In a stunning piece of accounting, solar, wind, and hydroelectric power supply was found to have met 100% of new power installations globally during the first half of the 2022.
This prevented a 4% increase in fossil-fuel generation, avoided $40 billion in fuel costs and 230 million tons of CO2 in emissions.
This was compiled in a report by a London energy think tank called Ember.
Across 75 countries representing 90% of global electricity demand, the report found that the renewable sources wind, solar, and hydro increased by 416 terawatt hours (TWh), slightly exceeding the rise in electricity demand itself at 389 TWh.
Essentially what the report showed is that anytime utility companies in 75 countries needed more electricity generation, they installed a renewable source. This didn’t push out existing fossil fuel sources, but as GNN has reported before, the increase in renewable energy across richer nations has enabled some of them, particularly Germany and Australia, to meet 100% of the electricity demand without ever needing to burn a cubic meter of gas.
This is because electricity demand varies throughout the day, and provided it doesn’t exceed a certain limit, the input from renewables to the grid can sometimes be enough altogether.
Fossil fuel demand remained largely unchanged between the first six months of 2022 and the first six months of 2021, although they’re likely to increase going into winter with the energy scarcity in Europe.

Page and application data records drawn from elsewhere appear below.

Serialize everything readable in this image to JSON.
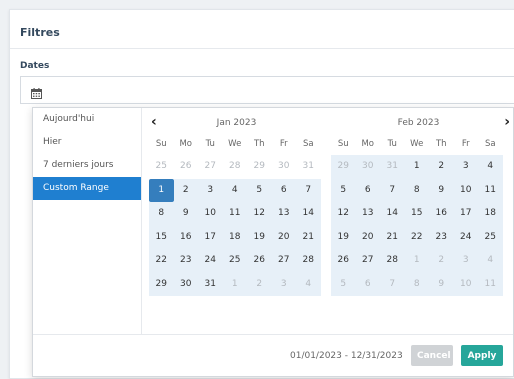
{
  "panel": {
    "title": "Filtres"
  },
  "dates": {
    "label": "Dates",
    "value": ""
  },
  "ranges": [
    {
      "label": "Aujourd'hui",
      "active": false
    },
    {
      "label": "Hier",
      "active": false
    },
    {
      "label": "7 derniers jours",
      "active": false
    },
    {
      "label": "Custom Range",
      "active": true
    }
  ],
  "calendar": {
    "weekdays": [
      "Su",
      "Mo",
      "Tu",
      "We",
      "Th",
      "Fr",
      "Sa"
    ],
    "months": [
      {
        "title": "Jan 2023",
        "weeks": [
          [
            "25",
            "26",
            "27",
            "28",
            "29",
            "30",
            "31"
          ],
          [
            "1",
            "2",
            "3",
            "4",
            "5",
            "6",
            "7"
          ],
          [
            "8",
            "9",
            "10",
            "11",
            "12",
            "13",
            "14"
          ],
          [
            "15",
            "16",
            "17",
            "18",
            "19",
            "20",
            "21"
          ],
          [
            "22",
            "23",
            "24",
            "25",
            "26",
            "27",
            "28"
          ],
          [
            "29",
            "30",
            "31",
            "1",
            "2",
            "3",
            "4"
          ]
        ],
        "first_in_month_index": 7,
        "last_in_month_index": 37
      },
      {
        "title": "Feb 2023",
        "weeks": [
          [
            "29",
            "30",
            "31",
            "1",
            "2",
            "3",
            "4"
          ],
          [
            "5",
            "6",
            "7",
            "8",
            "9",
            "10",
            "11"
          ],
          [
            "12",
            "13",
            "14",
            "15",
            "16",
            "17",
            "18"
          ],
          [
            "19",
            "20",
            "21",
            "22",
            "23",
            "24",
            "25"
          ],
          [
            "26",
            "27",
            "28",
            "1",
            "2",
            "3",
            "4"
          ],
          [
            "5",
            "6",
            "7",
            "8",
            "9",
            "10",
            "11"
          ]
        ],
        "first_in_month_index": 3,
        "last_in_month_index": 30
      }
    ],
    "selected_start": "2023-01-01",
    "selected_end": "2023-12-31"
  },
  "footer": {
    "range_text": "01/01/2023 - 12/31/2023",
    "cancel_label": "Cancel",
    "apply_label": "Apply"
  },
  "colors": {
    "accent": "#357ebd",
    "range_highlight": "#e7f0f8",
    "apply": "#26a69a",
    "cancel": "#d0d3d6"
  }
}
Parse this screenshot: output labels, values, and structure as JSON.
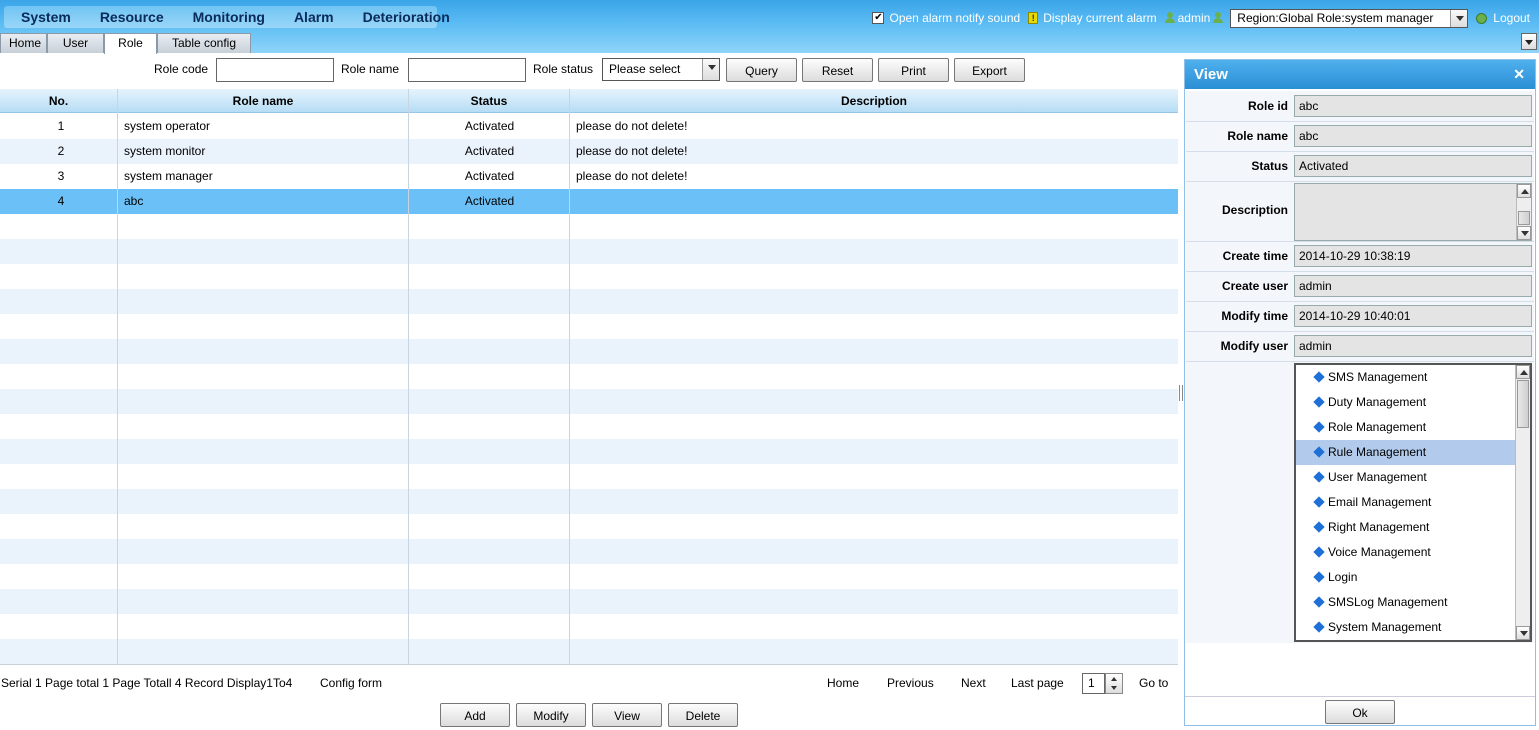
{
  "menu": [
    "System",
    "Resource",
    "Monitoring",
    "Alarm",
    "Deterioration"
  ],
  "tabs": [
    "Home",
    "User",
    "Role",
    "Table config"
  ],
  "top_right": {
    "alarm_sound_label": "Open alarm notify sound",
    "alarm_sound_checked": "✔",
    "display_alarm_label": "Display current alarm",
    "user": "admin",
    "region_role": "Region:Global Role:system manager",
    "logout": "Logout"
  },
  "filter": {
    "role_code_label": "Role code",
    "role_name_label": "Role name",
    "role_status_label": "Role status",
    "role_status_value": "Please select",
    "query": "Query",
    "reset": "Reset",
    "print": "Print",
    "export": "Export"
  },
  "table": {
    "headers": [
      "No.",
      "Role name",
      "Status",
      "Description"
    ],
    "rows": [
      [
        "1",
        "system operator",
        "Activated",
        "please do not delete!"
      ],
      [
        "2",
        "system monitor",
        "Activated",
        "please do not delete!"
      ],
      [
        "3",
        "system manager",
        "Activated",
        "please do not delete!"
      ],
      [
        "4",
        "abc",
        "Activated",
        ""
      ]
    ]
  },
  "pager": {
    "summary": "Serial 1 Page total 1 Page Totall 4 Record Display1To4",
    "config_form": "Config form",
    "home": "Home",
    "previous": "Previous",
    "next": "Next",
    "last_page": "Last page",
    "page": "1",
    "go_to": "Go to"
  },
  "actions": [
    "Add",
    "Modify",
    "View",
    "Delete"
  ],
  "view": {
    "title": "View",
    "close": "✕",
    "fields": [
      {
        "label": "Role id",
        "value": "abc"
      },
      {
        "label": "Role name",
        "value": "abc"
      },
      {
        "label": "Status",
        "value": "Activated"
      },
      {
        "label": "Description",
        "value": ""
      },
      {
        "label": "Create time",
        "value": "2014-10-29 10:38:19"
      },
      {
        "label": "Create user",
        "value": "admin"
      },
      {
        "label": "Modify time",
        "value": "2014-10-29 10:40:01"
      },
      {
        "label": "Modify user",
        "value": "admin"
      }
    ],
    "permissions": [
      "SMS Management",
      "Duty Management",
      "Role Management",
      "Rule Management",
      "User Management",
      "Email Management",
      "Right Management",
      "Voice Management",
      "Login",
      "SMSLog Management",
      "System Management"
    ],
    "selected_permission": "Rule Management",
    "ok": "Ok"
  },
  "colors": {
    "accent": "#2b8fd6",
    "selected_row": "#6cc0f8",
    "alt_row": "#eaf2fc"
  }
}
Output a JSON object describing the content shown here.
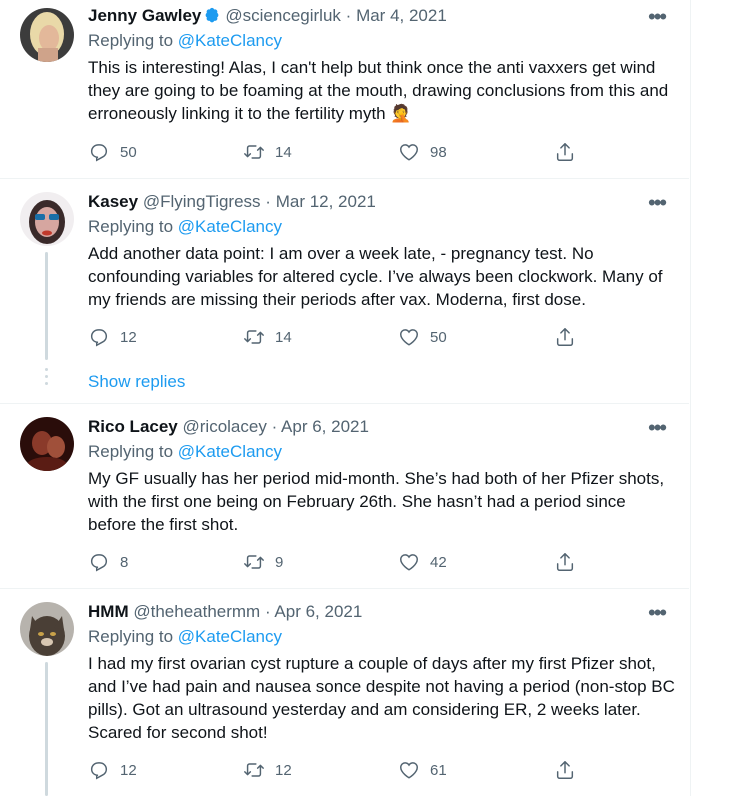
{
  "tweets": [
    {
      "name": "Jenny Gawley",
      "handle": "@sciencegirluk",
      "sep": "·",
      "date": "Mar 4, 2021",
      "reply_prefix": "Replying to ",
      "reply_to": "@KateClancy",
      "text": "This is interesting! Alas, I can't help but think once the anti vaxxers get wind they are going to be foaming at the mouth, drawing conclusions from this and erroneously linking it to the fertility myth 🤦",
      "replies": "50",
      "retweets": "14",
      "likes": "98",
      "verified": true
    },
    {
      "name": "Kasey",
      "handle": "@FlyingTigress",
      "sep": "·",
      "date": "Mar 12, 2021",
      "reply_prefix": "Replying to ",
      "reply_to": "@KateClancy",
      "text": "Add another data point: I am over a week late, - pregnancy test. No confounding variables for altered cycle. I’ve always been clockwork. Many of my friends are missing their periods after vax. Moderna, first dose.",
      "replies": "12",
      "retweets": "14",
      "likes": "50",
      "show_replies": "Show replies"
    },
    {
      "name": "Rico Lacey",
      "handle": "@ricolacey",
      "sep": "·",
      "date": "Apr 6, 2021",
      "reply_prefix": "Replying to ",
      "reply_to": "@KateClancy",
      "text": "My GF usually has her period mid-month. She’s had both of her Pfizer shots, with the first one being on February 26th. She hasn’t had a period since before the first shot.",
      "replies": "8",
      "retweets": "9",
      "likes": "42"
    },
    {
      "name": "HMM",
      "handle": "@theheathermm",
      "sep": "·",
      "date": "Apr 6, 2021",
      "reply_prefix": "Replying to ",
      "reply_to": "@KateClancy",
      "text": "I had my first ovarian cyst rupture a couple of days after my first Pfizer shot, and I’ve had pain and nausea sonce despite not having a period (non-stop BC pills). Got an ultrasound yesterday and am considering ER, 2 weeks later. Scared for second shot!",
      "replies": "12",
      "retweets": "12",
      "likes": "61"
    }
  ],
  "more_label": "•••",
  "colors": {
    "accent": "#1d9bf0",
    "secondary_text": "#536471",
    "divider": "#eff3f4"
  }
}
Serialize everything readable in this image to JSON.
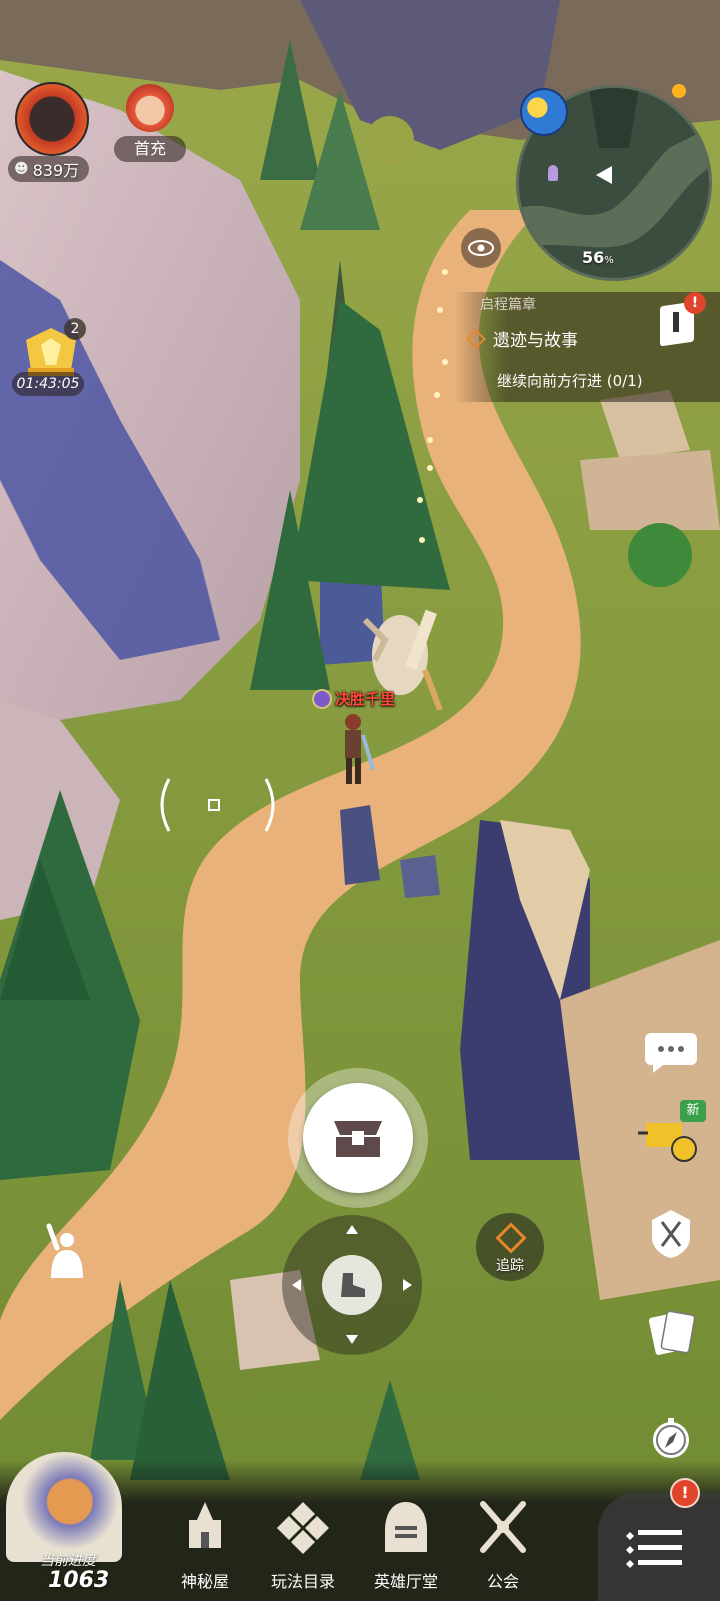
{
  "hud": {
    "resource_value": "839万",
    "first_recharge_label": "首充",
    "event_count": "2",
    "event_timer": "01:43:05"
  },
  "minimap": {
    "percent": "56",
    "percent_unit": "%"
  },
  "quest": {
    "chapter": "启程篇章",
    "title": "遗迹与故事",
    "objective": "继续向前方行进 (0/1)"
  },
  "player": {
    "name": "决胜千里"
  },
  "controls": {
    "track_label": "追踪",
    "new_badge": "新"
  },
  "progress": {
    "label": "当前进度",
    "value": "1063"
  },
  "bottom_nav": [
    {
      "label": "神秘屋"
    },
    {
      "label": "玩法目录"
    },
    {
      "label": "英雄厅堂"
    },
    {
      "label": "公会"
    }
  ],
  "colors": {
    "path": "#e8b27a",
    "grass": "#8ea43f",
    "accent_orange": "#e8862a",
    "alert_red": "#e0452b"
  }
}
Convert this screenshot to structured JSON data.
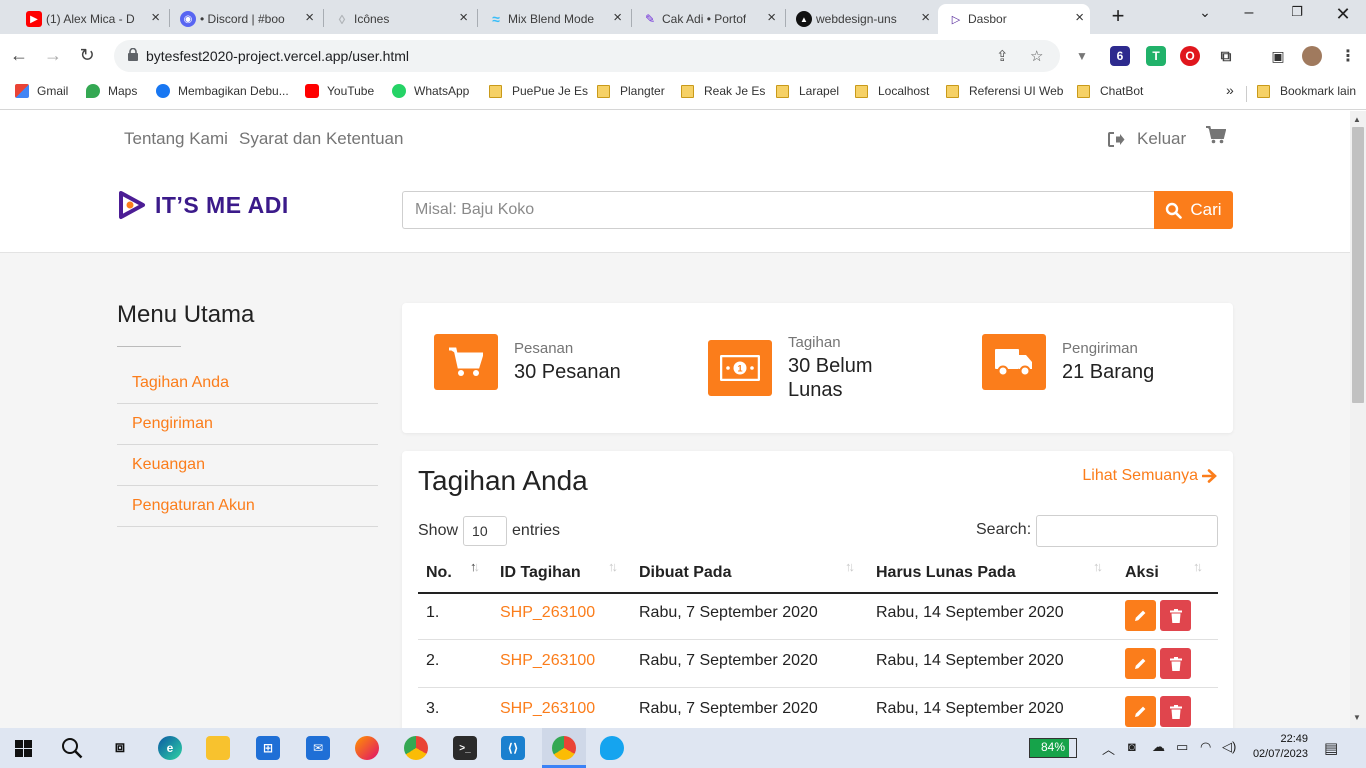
{
  "browser": {
    "tabs": [
      {
        "title": "(1) Alex Mica - D",
        "favicon": "youtube-icon",
        "color": "#ff0000"
      },
      {
        "title": "• Discord | #boo",
        "favicon": "discord-icon",
        "color": "#5865f2"
      },
      {
        "title": "Icônes",
        "favicon": "icones-icon",
        "color": "#c0c4c8"
      },
      {
        "title": "Mix Blend Mode",
        "favicon": "tailwind-icon",
        "color": "#38bdf8"
      },
      {
        "title": "Cak Adi • Portof",
        "favicon": "cak-adi-icon",
        "color": "#6d28d9"
      },
      {
        "title": "webdesign-uns",
        "favicon": "vercel-icon",
        "color": "#111111"
      },
      {
        "title": "Dasbor",
        "favicon": "play-logo-icon",
        "color": "#4c1d95"
      }
    ],
    "url": "bytesfest2020-project.vercel.app/user.html",
    "bookmarks": [
      {
        "label": "Gmail",
        "type": "gmail"
      },
      {
        "label": "Maps",
        "type": "maps"
      },
      {
        "label": "Membagikan Debu...",
        "type": "facebook"
      },
      {
        "label": "YouTube",
        "type": "youtube"
      },
      {
        "label": "WhatsApp",
        "type": "whatsapp"
      },
      {
        "label": "PuePue Je Es",
        "type": "folder"
      },
      {
        "label": "Plangter",
        "type": "folder"
      },
      {
        "label": "Reak Je Es",
        "type": "folder"
      },
      {
        "label": "Larapel",
        "type": "folder"
      },
      {
        "label": "Localhost",
        "type": "folder"
      },
      {
        "label": "Referensi UI Web",
        "type": "folder"
      },
      {
        "label": "ChatBot",
        "type": "folder"
      }
    ],
    "bookmarks_more": "»",
    "other_bookmarks": "Bookmark lain"
  },
  "site": {
    "nav": {
      "about": "Tentang Kami",
      "terms": "Syarat dan Ketentuan",
      "logout": "Keluar"
    },
    "logo": "IT’S ME ADI",
    "search": {
      "placeholder": "Misal: Baju Koko",
      "button": "Cari"
    },
    "accent": "#fb7d1b"
  },
  "sidebar": {
    "title": "Menu Utama",
    "items": [
      "Tagihan Anda",
      "Pengiriman",
      "Keuangan",
      "Pengaturan Akun"
    ]
  },
  "stats": [
    {
      "label": "Pesanan",
      "value": "30 Pesanan",
      "icon": "cart-icon"
    },
    {
      "label": "Tagihan",
      "value_line1": "30 Belum",
      "value_line2": "Lunas",
      "icon": "money-icon"
    },
    {
      "label": "Pengiriman",
      "value": "21 Barang",
      "icon": "truck-icon"
    }
  ],
  "bills": {
    "title": "Tagihan Anda",
    "see_all": "Lihat Semuanya",
    "show_label": "Show",
    "entries_value": "10",
    "entries_label": "entries",
    "search_label": "Search:",
    "columns": [
      "No.",
      "ID Tagihan",
      "Dibuat Pada",
      "Harus Lunas Pada",
      "Aksi"
    ],
    "rows": [
      {
        "no": "1.",
        "id": "SHP_263100",
        "created": "Rabu, 7 September 2020",
        "due": "Rabu, 14 September 2020"
      },
      {
        "no": "2.",
        "id": "SHP_263100",
        "created": "Rabu, 7 September 2020",
        "due": "Rabu, 14 September 2020"
      },
      {
        "no": "3.",
        "id": "SHP_263100",
        "created": "Rabu, 7 September 2020",
        "due": "Rabu, 14 September 2020"
      }
    ]
  },
  "taskbar": {
    "battery": "84%",
    "battery_level": 0.84,
    "time": "22:49",
    "date": "02/07/2023"
  }
}
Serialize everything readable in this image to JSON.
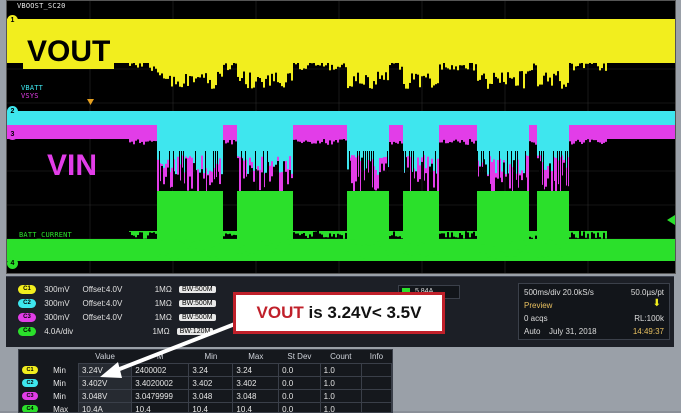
{
  "scope": {
    "top_label": "VBOOST_SC20",
    "vbatt_label": "VBATT",
    "vsys_label": "VSYS",
    "batt_label": "BATT_CURRENT",
    "markers": [
      "1",
      "2",
      "3",
      "4"
    ]
  },
  "annotations": {
    "vout": "VOUT",
    "vin": "VIN",
    "callout_prefix": "VOUT",
    "callout_rest": " is 3.24V< 3.5V"
  },
  "colors": {
    "ch1": "#f2ee1e",
    "ch2": "#3ee6ee",
    "ch3": "#e23de8",
    "ch4": "#2be02b",
    "callout_border": "#c0202a"
  },
  "channels": [
    {
      "id": "C1",
      "scale": "300mV",
      "offset": "Offset:4.0V",
      "imp": "1MΩ",
      "bw": "BW:500M"
    },
    {
      "id": "C2",
      "scale": "300mV",
      "offset": "Offset:4.0V",
      "imp": "1MΩ",
      "bw": "BW:500M"
    },
    {
      "id": "C3",
      "scale": "300mV",
      "offset": "Offset:4.0V",
      "imp": "1MΩ",
      "bw": "BW:500M"
    },
    {
      "id": "C4",
      "scale": "4.0A/div",
      "offset": "",
      "imp": "1MΩ",
      "bw": "BW:120M"
    }
  ],
  "trigger": {
    "label": "5.84A"
  },
  "acquisition": {
    "horizontal": "500ms/div  20.0kS/s",
    "resolution": "50.0µs/pt",
    "mode": "Preview",
    "acqs": "0 acqs",
    "rl": "RL:100k",
    "status": "Auto",
    "date": "July 31, 2018",
    "time": "14:49:37"
  },
  "measurements": {
    "headers": [
      "",
      "",
      "Value",
      "M",
      "Min",
      "Max",
      "St Dev",
      "Count",
      "Info"
    ],
    "rows": [
      {
        "ch": "C1",
        "stat": "Min",
        "value": "3.24V",
        "mean": "2400002",
        "min": "3.24",
        "max": "3.24",
        "stdev": "0.0",
        "count": "1.0"
      },
      {
        "ch": "C2",
        "stat": "Min",
        "value": "3.402V",
        "mean": "3.4020002",
        "min": "3.402",
        "max": "3.402",
        "stdev": "0.0",
        "count": "1.0"
      },
      {
        "ch": "C3",
        "stat": "Min",
        "value": "3.048V",
        "mean": "3.0479999",
        "min": "3.048",
        "max": "3.048",
        "stdev": "0.0",
        "count": "1.0"
      },
      {
        "ch": "C4",
        "stat": "Max",
        "value": "10.4A",
        "mean": "10.4",
        "min": "10.4",
        "max": "10.4",
        "stdev": "0.0",
        "count": "1.0"
      }
    ]
  }
}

“The growth in wind and solar prevented a 4% rise in fossil fuel electricity generation worldwide,” the report says in its executive summary. “In China, the growth in wind and solar enabled fossil fuel power to fall by 3%.”